| EXERCISE |
An exact restatement of the records below is expected.

*** RECORDS FOR PROCESSING Section Begins ***

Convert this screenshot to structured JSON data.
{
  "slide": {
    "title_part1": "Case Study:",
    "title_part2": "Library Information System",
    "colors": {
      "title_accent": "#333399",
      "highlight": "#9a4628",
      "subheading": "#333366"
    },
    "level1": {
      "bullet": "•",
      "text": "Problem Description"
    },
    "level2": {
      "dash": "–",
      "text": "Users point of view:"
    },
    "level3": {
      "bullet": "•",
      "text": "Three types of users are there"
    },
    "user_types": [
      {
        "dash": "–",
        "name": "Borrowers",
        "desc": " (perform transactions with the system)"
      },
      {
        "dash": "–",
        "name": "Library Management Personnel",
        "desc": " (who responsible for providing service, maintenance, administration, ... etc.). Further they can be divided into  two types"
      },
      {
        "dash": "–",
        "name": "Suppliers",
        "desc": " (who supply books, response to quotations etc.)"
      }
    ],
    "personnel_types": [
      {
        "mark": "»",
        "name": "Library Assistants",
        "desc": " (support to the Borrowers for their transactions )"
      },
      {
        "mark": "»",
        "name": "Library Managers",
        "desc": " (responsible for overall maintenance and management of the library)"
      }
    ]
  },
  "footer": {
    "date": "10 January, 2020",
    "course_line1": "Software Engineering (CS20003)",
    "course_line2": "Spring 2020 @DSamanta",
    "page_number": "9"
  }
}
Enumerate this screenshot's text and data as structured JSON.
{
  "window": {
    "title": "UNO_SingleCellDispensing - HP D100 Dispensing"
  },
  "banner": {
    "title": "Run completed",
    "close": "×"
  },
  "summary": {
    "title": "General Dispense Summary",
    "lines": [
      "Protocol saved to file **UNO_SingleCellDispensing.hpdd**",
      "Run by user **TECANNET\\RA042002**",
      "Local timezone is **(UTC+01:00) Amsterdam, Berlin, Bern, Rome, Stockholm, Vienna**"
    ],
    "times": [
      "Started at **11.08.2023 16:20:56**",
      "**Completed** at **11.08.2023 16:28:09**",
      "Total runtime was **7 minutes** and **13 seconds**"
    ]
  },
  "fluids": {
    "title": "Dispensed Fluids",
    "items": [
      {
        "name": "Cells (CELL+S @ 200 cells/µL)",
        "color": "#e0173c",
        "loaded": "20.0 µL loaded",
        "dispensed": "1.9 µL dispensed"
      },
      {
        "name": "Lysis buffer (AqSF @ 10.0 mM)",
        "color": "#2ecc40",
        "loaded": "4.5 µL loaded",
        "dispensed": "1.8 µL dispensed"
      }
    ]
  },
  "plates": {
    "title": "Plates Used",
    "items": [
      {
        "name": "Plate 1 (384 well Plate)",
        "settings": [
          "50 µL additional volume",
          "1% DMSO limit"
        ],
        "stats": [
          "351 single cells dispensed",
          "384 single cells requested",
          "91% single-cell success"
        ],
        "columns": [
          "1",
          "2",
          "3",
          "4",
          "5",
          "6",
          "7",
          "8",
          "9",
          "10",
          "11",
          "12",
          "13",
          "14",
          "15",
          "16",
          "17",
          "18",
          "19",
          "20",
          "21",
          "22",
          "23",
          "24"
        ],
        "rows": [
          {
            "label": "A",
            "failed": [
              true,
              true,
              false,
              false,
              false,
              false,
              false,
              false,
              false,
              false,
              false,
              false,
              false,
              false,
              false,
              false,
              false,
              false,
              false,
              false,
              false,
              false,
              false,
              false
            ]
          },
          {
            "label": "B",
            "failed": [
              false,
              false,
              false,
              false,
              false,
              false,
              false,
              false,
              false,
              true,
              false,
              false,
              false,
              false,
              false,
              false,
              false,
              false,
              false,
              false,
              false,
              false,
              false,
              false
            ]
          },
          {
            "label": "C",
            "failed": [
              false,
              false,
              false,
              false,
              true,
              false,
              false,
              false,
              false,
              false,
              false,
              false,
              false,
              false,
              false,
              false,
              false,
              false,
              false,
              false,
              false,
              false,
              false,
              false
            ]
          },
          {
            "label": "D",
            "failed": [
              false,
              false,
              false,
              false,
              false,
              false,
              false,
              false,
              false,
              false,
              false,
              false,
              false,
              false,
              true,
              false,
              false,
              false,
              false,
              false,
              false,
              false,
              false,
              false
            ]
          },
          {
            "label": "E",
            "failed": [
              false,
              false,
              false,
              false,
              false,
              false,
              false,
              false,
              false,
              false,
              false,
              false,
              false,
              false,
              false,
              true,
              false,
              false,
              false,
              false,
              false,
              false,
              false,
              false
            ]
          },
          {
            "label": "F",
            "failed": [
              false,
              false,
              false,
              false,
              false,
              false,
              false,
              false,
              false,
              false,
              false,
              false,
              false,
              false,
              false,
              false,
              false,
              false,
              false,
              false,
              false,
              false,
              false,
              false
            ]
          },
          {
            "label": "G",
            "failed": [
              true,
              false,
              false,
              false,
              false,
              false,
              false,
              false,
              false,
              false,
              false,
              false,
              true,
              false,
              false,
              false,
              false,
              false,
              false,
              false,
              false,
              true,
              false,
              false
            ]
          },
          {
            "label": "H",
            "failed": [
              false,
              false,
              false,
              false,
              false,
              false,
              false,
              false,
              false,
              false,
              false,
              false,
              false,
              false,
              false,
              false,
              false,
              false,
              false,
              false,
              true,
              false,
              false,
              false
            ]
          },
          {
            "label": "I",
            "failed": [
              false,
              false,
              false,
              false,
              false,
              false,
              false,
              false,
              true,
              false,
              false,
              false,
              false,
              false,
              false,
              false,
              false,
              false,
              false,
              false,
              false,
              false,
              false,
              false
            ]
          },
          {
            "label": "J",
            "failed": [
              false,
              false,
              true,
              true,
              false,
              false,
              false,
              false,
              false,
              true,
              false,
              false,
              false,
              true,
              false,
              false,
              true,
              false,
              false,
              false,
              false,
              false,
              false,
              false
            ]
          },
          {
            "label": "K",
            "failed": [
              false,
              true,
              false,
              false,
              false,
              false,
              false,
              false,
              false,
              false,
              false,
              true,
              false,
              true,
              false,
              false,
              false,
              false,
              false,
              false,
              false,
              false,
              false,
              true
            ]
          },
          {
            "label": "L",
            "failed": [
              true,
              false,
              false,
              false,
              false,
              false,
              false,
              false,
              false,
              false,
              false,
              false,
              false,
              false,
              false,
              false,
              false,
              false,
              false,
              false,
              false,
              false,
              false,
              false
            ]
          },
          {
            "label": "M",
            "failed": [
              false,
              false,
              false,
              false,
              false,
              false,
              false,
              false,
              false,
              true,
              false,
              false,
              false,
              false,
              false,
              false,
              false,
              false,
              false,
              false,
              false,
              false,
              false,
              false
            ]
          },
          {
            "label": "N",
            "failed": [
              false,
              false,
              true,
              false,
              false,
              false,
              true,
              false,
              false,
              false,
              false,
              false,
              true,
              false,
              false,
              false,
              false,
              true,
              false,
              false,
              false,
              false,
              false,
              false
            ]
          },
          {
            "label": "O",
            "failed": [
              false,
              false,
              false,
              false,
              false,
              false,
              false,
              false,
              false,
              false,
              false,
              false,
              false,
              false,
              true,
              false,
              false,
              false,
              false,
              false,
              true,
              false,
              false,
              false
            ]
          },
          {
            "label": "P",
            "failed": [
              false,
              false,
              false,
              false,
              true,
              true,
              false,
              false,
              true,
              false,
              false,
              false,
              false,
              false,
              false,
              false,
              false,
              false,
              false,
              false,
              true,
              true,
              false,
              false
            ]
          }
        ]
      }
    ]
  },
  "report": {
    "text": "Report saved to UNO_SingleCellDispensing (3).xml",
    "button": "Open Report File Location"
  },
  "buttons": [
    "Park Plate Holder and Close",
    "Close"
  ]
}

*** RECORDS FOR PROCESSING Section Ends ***

| ANSWER TO THIS TASK |
Convert this screenshot to structured JSON data.
{
  "slide": {
    "title_part1": "Case Study:",
    "title_part2": "Library Information System",
    "colors": {
      "title_accent": "#333399",
      "highlight": "#9a4628",
      "subheading": "#333366"
    },
    "level1": {
      "bullet": "•",
      "text": "Problem Description"
    },
    "level2": {
      "dash": "–",
      "text": "Users point of view:"
    },
    "level3": {
      "bullet": "•",
      "text": "Three types of users are there"
    },
    "user_types": [
      {
        "dash": "–",
        "name": "Borrowers",
        "desc": " (perform transactions with the system)"
      },
      {
        "dash": "–",
        "name": "Library Management Personnel",
        "desc": " (who responsible for providing service, maintenance, administration, ... etc.). Further they can be divided into  two types"
      },
      {
        "dash": "–",
        "name": "Suppliers",
        "desc": " (who supply books, response to quotations etc.)"
      }
    ],
    "personnel_types": [
      {
        "mark": "»",
        "name": "Library Assistants",
        "desc": " (support to the Borrowers for their transactions )"
      },
      {
        "mark": "»",
        "name": "Library Managers",
        "desc": " (responsible for overall maintenance and management of the library)"
      }
    ]
  },
  "footer": {
    "date": "10 January, 2020",
    "course_line1": "Software Engineering (CS20003)",
    "course_line2": "Spring 2020 @DSamanta",
    "page_number": "9"
  }
}
Enumerate this screenshot's text and data as structured JSON.
{
  "window": {
    "title": "UNO_SingleCellDispensing - HP D100 Dispensing"
  },
  "banner": {
    "title": "Run completed",
    "close": "×"
  },
  "summary": {
    "title": "General Dispense Summary",
    "lines": [
      "Protocol saved to file **UNO_SingleCellDispensing.hpdd**",
      "Run by user **TECANNET\\RA042002**",
      "Local timezone is **(UTC+01:00) Amsterdam, Berlin, Bern, Rome, Stockholm, Vienna**"
    ],
    "times": [
      "Started at **11.08.2023 16:20:56**",
      "**Completed** at **11.08.2023 16:28:09**",
      "Total runtime was **7 minutes** and **13 seconds**"
    ]
  },
  "fluids": {
    "title": "Dispensed Fluids",
    "items": [
      {
        "name": "Cells (CELL+S @ 200 cells/µL)",
        "color": "#e0173c",
        "loaded": "20.0 µL loaded",
        "dispensed": "1.9 µL dispensed"
      },
      {
        "name": "Lysis buffer (AqSF @ 10.0 mM)",
        "color": "#2ecc40",
        "loaded": "4.5 µL loaded",
        "dispensed": "1.8 µL dispensed"
      }
    ]
  },
  "plates": {
    "title": "Plates Used",
    "items": [
      {
        "name": "Plate 1 (384 well Plate)",
        "settings": [
          "50 µL additional volume",
          "1% DMSO limit"
        ],
        "stats": [
          "351 single cells dispensed",
          "384 single cells requested",
          "91% single-cell success"
        ],
        "columns": [
          "1",
          "2",
          "3",
          "4",
          "5",
          "6",
          "7",
          "8",
          "9",
          "10",
          "11",
          "12",
          "13",
          "14",
          "15",
          "16",
          "17",
          "18",
          "19",
          "20",
          "21",
          "22",
          "23",
          "24"
        ],
        "rows": [
          {
            "label": "A",
            "failed": [
              true,
              true,
              false,
              false,
              false,
              false,
              false,
              false,
              false,
              false,
              false,
              false,
              false,
              false,
              false,
              false,
              false,
              false,
              false,
              false,
              false,
              false,
              false,
              false
            ]
          },
          {
            "label": "B",
            "failed": [
              false,
              false,
              false,
              false,
              false,
              false,
              false,
              false,
              false,
              true,
              false,
              false,
              false,
              false,
              false,
              false,
              false,
              false,
              false,
              false,
              false,
              false,
              false,
              false
            ]
          },
          {
            "label": "C",
            "failed": [
              false,
              false,
              false,
              false,
              true,
              false,
              false,
              false,
              false,
              false,
              false,
              false,
              false,
              false,
              false,
              false,
              false,
              false,
              false,
              false,
              false,
              false,
              false,
              false
            ]
          },
          {
            "label": "D",
            "failed": [
              false,
              false,
              false,
              false,
              false,
              false,
              false,
              false,
              false,
              false,
              false,
              false,
              false,
              false,
              true,
              false,
              false,
              false,
              false,
              false,
              false,
              false,
              false,
              false
            ]
          },
          {
            "label": "E",
            "failed": [
              false,
              false,
              false,
              false,
              false,
              false,
              false,
              false,
              false,
              false,
              false,
              false,
              false,
              false,
              false,
              true,
              false,
              false,
              false,
              false,
              false,
              false,
              false,
              false
            ]
          },
          {
            "label": "F",
            "failed": [
              false,
              false,
              false,
              false,
              false,
              false,
              false,
              false,
              false,
              false,
              false,
              false,
              false,
              false,
              false,
              false,
              false,
              false,
              false,
              false,
              false,
              false,
              false,
              false
            ]
          },
          {
            "label": "G",
            "failed": [
              true,
              false,
              false,
              false,
              false,
              false,
              false,
              false,
              false,
              false,
              false,
              false,
              true,
              false,
              false,
              false,
              false,
              false,
              false,
              false,
              false,
              true,
              false,
              false
            ]
          },
          {
            "label": "H",
            "failed": [
              false,
              false,
              false,
              false,
              false,
              false,
              false,
              false,
              false,
              false,
              false,
              false,
              false,
              false,
              false,
              false,
              false,
              false,
              false,
              false,
              true,
              false,
              false,
              false
            ]
          },
          {
            "label": "I",
            "failed": [
              false,
              false,
              false,
              false,
              false,
              false,
              false,
              false,
              true,
              false,
              false,
              false,
              false,
              false,
              false,
              false,
              false,
              false,
              false,
              false,
              false,
              false,
              false,
              false
            ]
          },
          {
            "label": "J",
            "failed": [
              false,
              false,
              true,
              true,
              false,
              false,
              false,
              false,
              false,
              true,
              false,
              false,
              false,
              true,
              false,
              false,
              true,
              false,
              false,
              false,
              false,
              false,
              false,
              false
            ]
          },
          {
            "label": "K",
            "failed": [
              false,
              true,
              false,
              false,
              false,
              false,
              false,
              false,
              false,
              false,
              false,
              true,
              false,
              true,
              false,
              false,
              false,
              false,
              false,
              false,
              false,
              false,
              false,
              true
            ]
          },
          {
            "label": "L",
            "failed": [
              true,
              false,
              false,
              false,
              false,
              false,
              false,
              false,
              false,
              false,
              false,
              false,
              false,
              false,
              false,
              false,
              false,
              false,
              false,
              false,
              false,
              false,
              false,
              false
            ]
          },
          {
            "label": "M",
            "failed": [
              false,
              false,
              false,
              false,
              false,
              false,
              false,
              false,
              false,
              true,
              false,
              false,
              false,
              false,
              false,
              false,
              false,
              false,
              false,
              false,
              false,
              false,
              false,
              false
            ]
          },
          {
            "label": "N",
            "failed": [
              false,
              false,
              true,
              false,
              false,
              false,
              true,
              false,
              false,
              false,
              false,
              false,
              true,
              false,
              false,
              false,
              false,
              true,
              false,
              false,
              false,
              false,
              false,
              false
            ]
          },
          {
            "label": "O",
            "failed": [
              false,
              false,
              false,
              false,
              false,
              false,
              false,
              false,
              false,
              false,
              false,
              false,
              false,
              false,
              true,
              false,
              false,
              false,
              false,
              false,
              true,
              false,
              false,
              false
            ]
          },
          {
            "label": "P",
            "failed": [
              false,
              false,
              false,
              false,
              true,
              true,
              false,
              false,
              true,
              false,
              false,
              false,
              false,
              false,
              false,
              false,
              false,
              false,
              false,
              false,
              true,
              true,
              false,
              false
            ]
          }
        ]
      }
    ]
  },
  "report": {
    "text": "Report saved to UNO_SingleCellDispensing (3).xml",
    "button": "Open Report File Location"
  },
  "buttons": [
    "Park Plate Holder and Close",
    "Close"
  ]
}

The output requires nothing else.